In one of post-apartheid South Africa's biggest trials, local businessman Shabir Shaik is facing three main charges of fraud and corruption which include claims that he paid Zuma to use his political clout to secure business deals.

"I plead not guilty to all such counts presented to me," a calm but tired-looking Shaik told a packed courthouse in this east coast port city.

"I have been given a summary of fact. I am happy with the facts as they stand," said Shaik, whose trial started in full after two days of argument on whether the electronic media should be allowed to transmit a live broadcast of proceedings.

Shaik, a scion of prominent Durban family, admitted paying a cash-strapped Zuma money, but insisted that they were loans which Zuma intended to repay.

"As a close friend (of Zuma), I was prepared to do whatever I could to help him," said Shaik in a statement, read to court by his lawyer Francois van Zyl.

"Over the years, a close friendship had developed between Zuma and myself as well as between our respective families which endures to this day," it added.

The businessman said he undertook to restructure Zuma's debt and became his financial adviser in 1995.

Shaik faces three main counts of fraud and corruption and secondary counts including money laundering, tax evasion, fraud and contravening the Companies Act.

He allegedly paid Zuma R1.3 million between 1995 and 2001 to use his political influence to help secure lucrative business deals.

He also stands accused of brokering a bribe between Zuma and French arms firm Thint, the South African subsidiary of Thales International - formerly known as Thomson-CSF - in which Thint would pay Zuma R500,000 a year in return for protection in investigations into suspected irregularities in the controversial arms deal.

The trial, which has sparked a nationwide media frenzy, could have far-reaching implications for the political career of Zuma, seen by some to be a possible successor to Thabo Mbeki who is serving his final term as South Africa's president.

However, Judge Hilary Squires on Wednesday warned that Zuma was not in the dock.

"The deputy president is not on trial," he said as proceedings got under way, adding that anything that implied otherwise "is irrelevant and inadmissible."

Squires underlined that the trial was also "not a commission of inquiry" into a controversial multi-billion-dollar arms deal in which Shaik has been implicated.

"It should be clearly understood that the summary of fact is not established fact and unless proven it should not be regarded as truth," the judge said.

The prosecution on Monday dropped corruption charges against Thint, which was listed as one of the co-accused, in return for confirmation from its director Alain Thetard that he was the author of a document that allegedly records a bribe offer to Zuma.

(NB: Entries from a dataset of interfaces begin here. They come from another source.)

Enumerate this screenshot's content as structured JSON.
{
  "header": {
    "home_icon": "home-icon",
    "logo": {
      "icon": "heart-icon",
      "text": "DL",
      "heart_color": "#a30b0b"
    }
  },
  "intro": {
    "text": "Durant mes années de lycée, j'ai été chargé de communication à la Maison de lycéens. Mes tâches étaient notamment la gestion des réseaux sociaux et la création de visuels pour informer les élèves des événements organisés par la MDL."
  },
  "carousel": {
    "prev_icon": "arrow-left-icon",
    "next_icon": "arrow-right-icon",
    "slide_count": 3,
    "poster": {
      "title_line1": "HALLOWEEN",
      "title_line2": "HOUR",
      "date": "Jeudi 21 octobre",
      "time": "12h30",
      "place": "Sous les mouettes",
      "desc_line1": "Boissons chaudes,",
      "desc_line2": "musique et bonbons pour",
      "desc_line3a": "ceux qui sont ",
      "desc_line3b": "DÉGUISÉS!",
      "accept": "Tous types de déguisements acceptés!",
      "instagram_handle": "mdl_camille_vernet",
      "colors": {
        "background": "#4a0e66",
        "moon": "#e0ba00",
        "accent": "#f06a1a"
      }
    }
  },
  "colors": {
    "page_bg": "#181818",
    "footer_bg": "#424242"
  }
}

Prosecutor Billy Downer said the state would seek to prove that Zuma owed more than R1 million in construction costs while building a private housing complex in his home state of KwaZulu-Natal and that he had "very, very recently" repaid some money to a builder.

He said the deputy president had hoped to fund the construction through the alleged bribe, the SAPA news agency reported.

Prosecutors also plan to present evidence that Shaik not only made improper "loans" to Zuma, but also picked up the tab for the leader's children's education, family allowances and personal items amounting to more than R1 million.

Shaik however said that Zuma had insisted on repaying the money with interest and had insisted on drawing up a formal loan agreement for a revolving loan of up to R2 million.

With acknowledgements to Grant Clark and the Business Day.